> _Exercise prompt_:
Which lines of the records below contain the word "AionUi"? Show each one.

(Extracted data entries)
━━━
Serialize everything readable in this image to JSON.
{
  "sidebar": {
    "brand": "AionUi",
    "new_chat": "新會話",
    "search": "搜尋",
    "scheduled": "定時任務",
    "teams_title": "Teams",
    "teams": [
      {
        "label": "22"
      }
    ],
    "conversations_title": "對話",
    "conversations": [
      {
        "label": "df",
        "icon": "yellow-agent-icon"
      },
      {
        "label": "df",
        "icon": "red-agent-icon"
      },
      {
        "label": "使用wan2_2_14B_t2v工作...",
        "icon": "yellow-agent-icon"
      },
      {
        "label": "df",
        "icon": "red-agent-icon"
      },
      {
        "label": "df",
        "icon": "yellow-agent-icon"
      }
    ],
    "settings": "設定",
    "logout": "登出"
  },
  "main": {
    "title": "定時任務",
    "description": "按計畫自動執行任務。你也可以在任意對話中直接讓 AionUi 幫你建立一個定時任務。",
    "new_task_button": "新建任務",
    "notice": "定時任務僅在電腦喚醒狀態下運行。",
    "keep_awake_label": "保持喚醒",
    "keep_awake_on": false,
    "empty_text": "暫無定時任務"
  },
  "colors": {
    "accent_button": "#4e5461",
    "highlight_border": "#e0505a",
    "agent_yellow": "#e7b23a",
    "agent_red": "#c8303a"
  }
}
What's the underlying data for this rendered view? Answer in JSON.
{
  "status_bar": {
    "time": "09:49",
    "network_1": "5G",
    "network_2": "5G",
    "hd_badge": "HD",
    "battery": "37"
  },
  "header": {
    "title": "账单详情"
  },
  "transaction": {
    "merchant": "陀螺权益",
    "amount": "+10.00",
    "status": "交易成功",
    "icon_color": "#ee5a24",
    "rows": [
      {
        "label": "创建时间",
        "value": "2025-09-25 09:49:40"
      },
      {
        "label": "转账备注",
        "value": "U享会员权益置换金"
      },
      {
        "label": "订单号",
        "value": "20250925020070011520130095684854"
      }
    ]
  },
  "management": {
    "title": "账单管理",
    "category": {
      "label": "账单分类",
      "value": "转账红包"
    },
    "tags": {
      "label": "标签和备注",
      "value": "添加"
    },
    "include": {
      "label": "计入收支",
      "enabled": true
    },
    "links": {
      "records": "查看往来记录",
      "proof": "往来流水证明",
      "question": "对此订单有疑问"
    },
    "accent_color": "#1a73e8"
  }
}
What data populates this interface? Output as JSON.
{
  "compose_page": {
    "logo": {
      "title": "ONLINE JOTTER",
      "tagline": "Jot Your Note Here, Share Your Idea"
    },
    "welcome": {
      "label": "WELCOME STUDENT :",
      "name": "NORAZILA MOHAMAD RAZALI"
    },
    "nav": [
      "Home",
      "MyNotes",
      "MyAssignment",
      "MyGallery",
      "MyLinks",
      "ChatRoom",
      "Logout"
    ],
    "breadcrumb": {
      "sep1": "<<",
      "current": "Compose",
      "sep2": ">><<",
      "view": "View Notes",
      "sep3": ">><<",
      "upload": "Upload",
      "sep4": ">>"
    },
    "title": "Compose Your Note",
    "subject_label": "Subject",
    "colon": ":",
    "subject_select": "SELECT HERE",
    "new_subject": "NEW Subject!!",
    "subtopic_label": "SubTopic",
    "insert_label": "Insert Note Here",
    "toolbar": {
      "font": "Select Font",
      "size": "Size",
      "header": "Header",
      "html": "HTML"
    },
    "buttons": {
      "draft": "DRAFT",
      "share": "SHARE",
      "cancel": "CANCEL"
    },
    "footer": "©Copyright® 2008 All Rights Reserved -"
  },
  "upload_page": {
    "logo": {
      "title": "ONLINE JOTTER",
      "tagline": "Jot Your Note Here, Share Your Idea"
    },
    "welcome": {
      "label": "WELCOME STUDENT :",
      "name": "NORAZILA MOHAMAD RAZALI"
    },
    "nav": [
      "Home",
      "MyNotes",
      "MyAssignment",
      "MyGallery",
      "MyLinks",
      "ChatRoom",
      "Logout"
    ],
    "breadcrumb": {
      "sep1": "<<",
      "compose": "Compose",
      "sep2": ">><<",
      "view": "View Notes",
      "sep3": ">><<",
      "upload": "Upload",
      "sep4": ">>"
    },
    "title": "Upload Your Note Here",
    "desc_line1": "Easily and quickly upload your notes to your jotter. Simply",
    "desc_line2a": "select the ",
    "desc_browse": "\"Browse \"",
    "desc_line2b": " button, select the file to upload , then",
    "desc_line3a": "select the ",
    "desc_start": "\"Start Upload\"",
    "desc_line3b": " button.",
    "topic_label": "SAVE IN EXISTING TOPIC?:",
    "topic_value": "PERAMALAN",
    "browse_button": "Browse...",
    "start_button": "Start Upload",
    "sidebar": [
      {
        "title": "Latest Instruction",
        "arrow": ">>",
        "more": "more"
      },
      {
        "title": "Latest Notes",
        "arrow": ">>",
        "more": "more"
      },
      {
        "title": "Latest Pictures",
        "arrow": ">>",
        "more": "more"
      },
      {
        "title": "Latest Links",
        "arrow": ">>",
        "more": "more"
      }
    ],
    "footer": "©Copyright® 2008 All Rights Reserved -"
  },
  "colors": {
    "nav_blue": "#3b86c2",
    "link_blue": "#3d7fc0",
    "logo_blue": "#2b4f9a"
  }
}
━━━
> _Your solution_:
    "brand": "AionUi",
    "description": "按計畫自動執行任務。你也可以在任意對話中直接讓 AionUi 幫你建立一個定時任務。",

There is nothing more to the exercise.